Records provided
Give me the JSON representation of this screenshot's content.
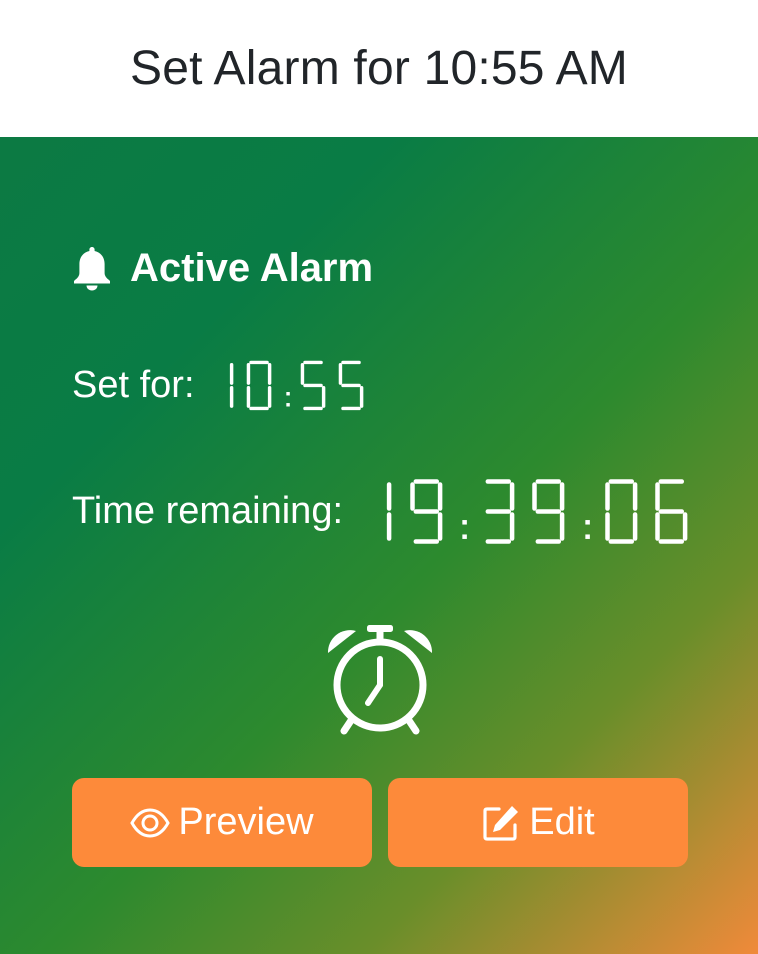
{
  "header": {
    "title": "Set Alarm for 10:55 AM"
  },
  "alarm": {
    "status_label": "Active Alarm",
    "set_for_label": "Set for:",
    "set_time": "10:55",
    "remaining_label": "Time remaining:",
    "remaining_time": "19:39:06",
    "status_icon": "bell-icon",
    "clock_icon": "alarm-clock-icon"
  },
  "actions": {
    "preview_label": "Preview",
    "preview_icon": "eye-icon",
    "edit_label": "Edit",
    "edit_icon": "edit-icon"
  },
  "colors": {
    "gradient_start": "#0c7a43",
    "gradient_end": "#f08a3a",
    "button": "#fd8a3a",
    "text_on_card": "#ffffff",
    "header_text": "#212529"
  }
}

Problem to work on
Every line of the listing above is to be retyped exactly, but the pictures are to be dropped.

Solution for this task
Give me the JSON representation of this screenshot's content.
{
  "header": {
    "title": "Set Alarm for 10:55 AM"
  },
  "alarm": {
    "status_label": "Active Alarm",
    "set_for_label": "Set for:",
    "set_time": "10:55",
    "remaining_label": "Time remaining:",
    "remaining_time": "19:39:06",
    "status_icon": "bell-icon",
    "clock_icon": "alarm-clock-icon"
  },
  "actions": {
    "preview_label": "Preview",
    "preview_icon": "eye-icon",
    "edit_label": "Edit",
    "edit_icon": "edit-icon"
  },
  "colors": {
    "gradient_start": "#0c7a43",
    "gradient_end": "#f08a3a",
    "button": "#fd8a3a",
    "text_on_card": "#ffffff",
    "header_text": "#212529"
  }
}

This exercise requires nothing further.